On another note, while you can rewind the majority of things, the locked in choices do get quite annoying halfway through. For example, there is a section where you can either step in to help a situation, or take a photograph of the situation and stay hidden. Based on previous experiences in the game, you’re told that whenever you rewind time, you retain any information and items you gained before the time-skip, which makes for some interesting puzzles as well as a get out clause for awkward conversations! So I went into the above choice thinking “Okay, I can snap the picture, then rewind and keep it, and step in to help the situation, just in case I need photographic proof later.” This turned out to be untrue, as when I was talking about it later in the game, my character kept saying how much she wished she’d taken the picture. So apparently you only retain items and information as long as it conveniences the plot.

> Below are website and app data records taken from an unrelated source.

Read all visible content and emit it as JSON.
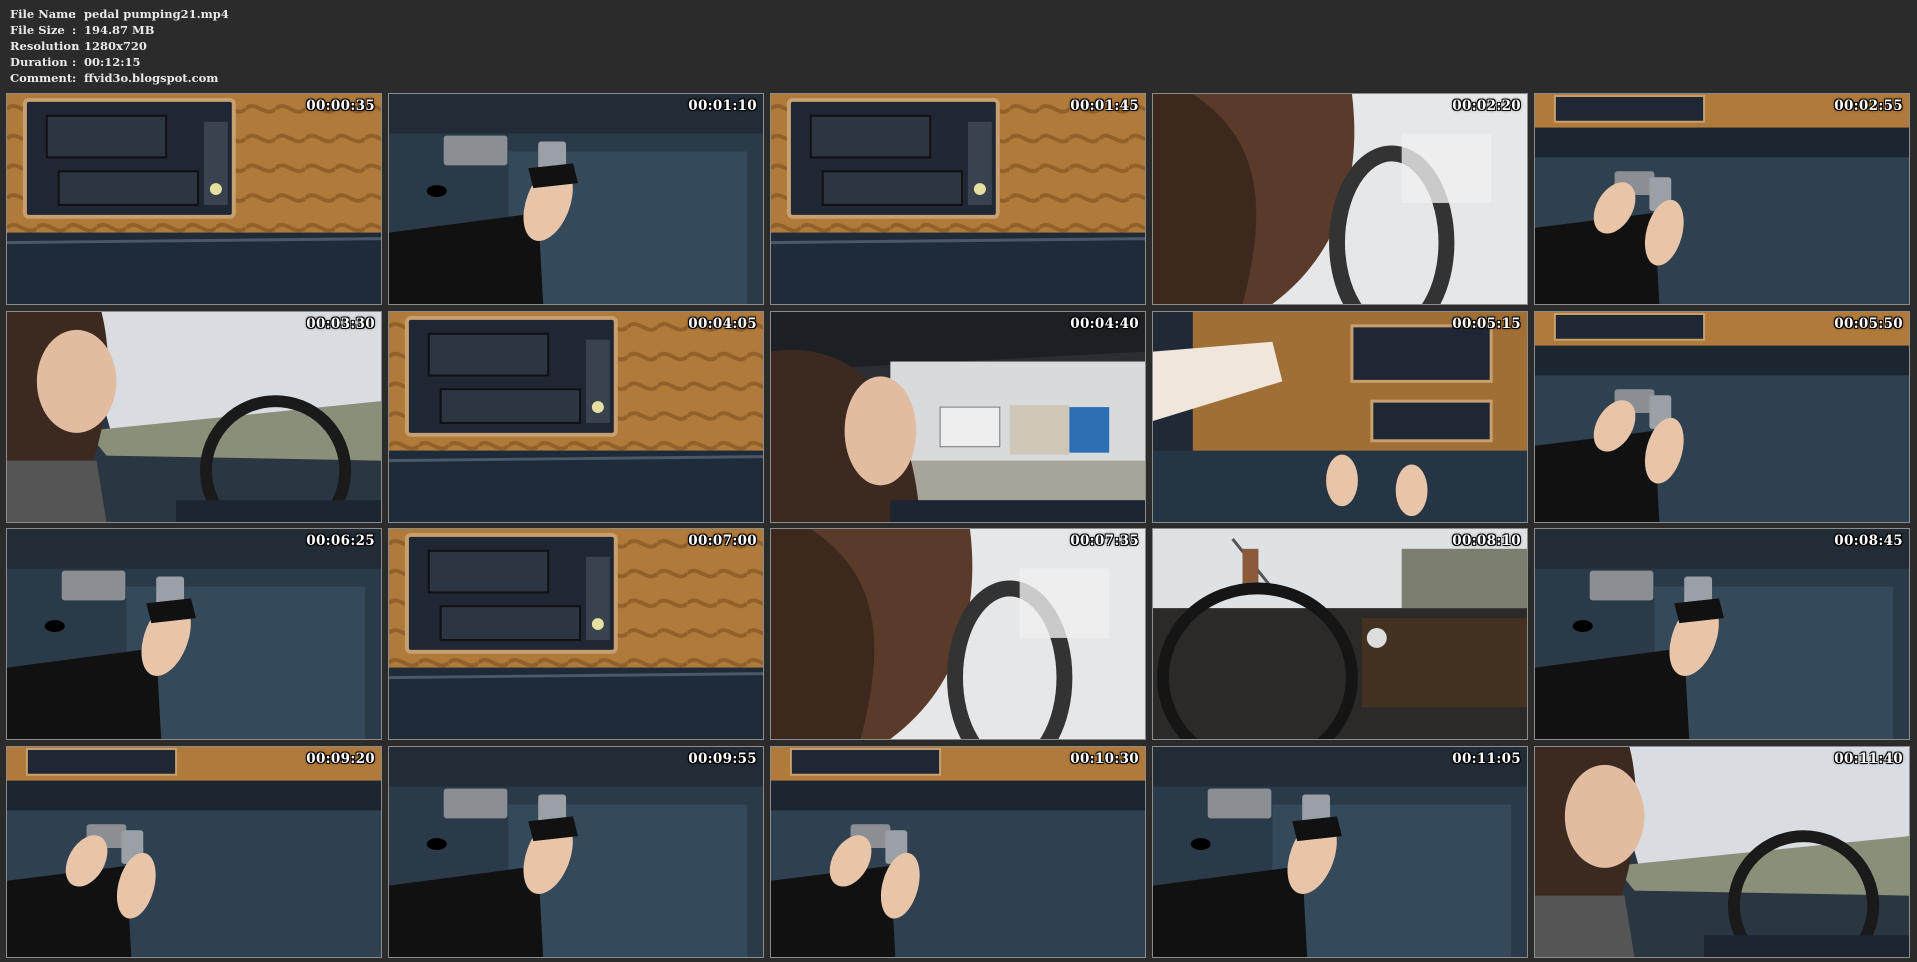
{
  "info": {
    "file_name": {
      "label": "File Name",
      "sep": ":",
      "value": "pedal pumping21.mp4"
    },
    "file_size": {
      "label": "File Size",
      "sep": ":",
      "value": "194.87 MB"
    },
    "resolution": {
      "label": "Resolution",
      "sep": ":",
      "value": "1280x720"
    },
    "duration": {
      "label": "Duration",
      "sep": ":",
      "value": "00:12:15"
    },
    "comment": {
      "label": "Comment",
      "sep": ":",
      "value": "ffvid3o.blogspot.com"
    }
  },
  "thumbnails": [
    {
      "time": "00:00:35",
      "scene": "dash-console"
    },
    {
      "time": "00:01:10",
      "scene": "pedals"
    },
    {
      "time": "00:01:45",
      "scene": "dash-console"
    },
    {
      "time": "00:02:20",
      "scene": "driver-hair"
    },
    {
      "time": "00:02:55",
      "scene": "dash-pedals"
    },
    {
      "time": "00:03:30",
      "scene": "driver-profile"
    },
    {
      "time": "00:04:05",
      "scene": "dash-console"
    },
    {
      "time": "00:04:40",
      "scene": "driver-window"
    },
    {
      "time": "00:05:15",
      "scene": "dash-hand"
    },
    {
      "time": "00:05:50",
      "scene": "dash-pedals"
    },
    {
      "time": "00:06:25",
      "scene": "pedals"
    },
    {
      "time": "00:07:00",
      "scene": "dash-console"
    },
    {
      "time": "00:07:35",
      "scene": "driver-hair"
    },
    {
      "time": "00:08:10",
      "scene": "wheel-view"
    },
    {
      "time": "00:08:45",
      "scene": "pedals"
    },
    {
      "time": "00:09:20",
      "scene": "dash-pedals"
    },
    {
      "time": "00:09:55",
      "scene": "pedals"
    },
    {
      "time": "00:10:30",
      "scene": "dash-pedals"
    },
    {
      "time": "00:11:05",
      "scene": "pedals"
    },
    {
      "time": "00:11:40",
      "scene": "driver-profile"
    }
  ],
  "colors": {
    "background": "#2b2b2b",
    "text": "#e9e9e9",
    "thumb_border": "#8c8c8c"
  }
}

Also important to note, and something that I hope the developers clean up before the second episode is released, is that of all the things DONTNOD took from Telltale’s book of tricks, they missed a rather crucial point. Show, don’t tell. The opening sequence of Life is Strange practically rams you into a wall of text. Max’s diary, the mechanic for keeping track of items, locations and photographs you take is filled with 9 pages of exposition from the very beginning. Nine pages! There is scarcely a gamer alive that will sit still long enough to read 9 pages of a teenage girls diary when they could be reversing time! And then you step into the hallways and get explanation after explanation of every person standing in it, whether they have speaking roles in this story or not. I’m sorry girl sitting in hallway, but by the time episode 2 comes around and you actually speak, I won’t remember your name.
All aside, did I enjoy Life Is Strange? Surprisingly, yes! I’m not ashamed to admit I wasn’t a fan of Remember Me, so my impression of DONTNOD as a developer was pretty low. Add to this fact that no matter how you spin it, you cannot help but compare this game to a Telltale. It reeks of Telltale! And Telltale Games casts a pretty big shadow. So my expectations were pretty low to begin with, but somehow, I found myself liking this, and wanting to replay it to see the other choices (I want one play-through where I’m just a complete ass to everyone). Despite the clichés, and the high school drama and the admittedly very robotic facial movements on some of the characters, I was sucked into the story, and I enjoyed my experience. However, I will have to wait to see if that enjoyable, replayability is still a factor, as the next episode doesn’t release until March 2015.
Life is Strange is available now on Steam as either a full 5 episode pass, or a single episode. Feel free to try it out and leave a comment letting us know what you thought and what dastardly villainous choices you made!
Engaging story, gameplay needs work! 7/10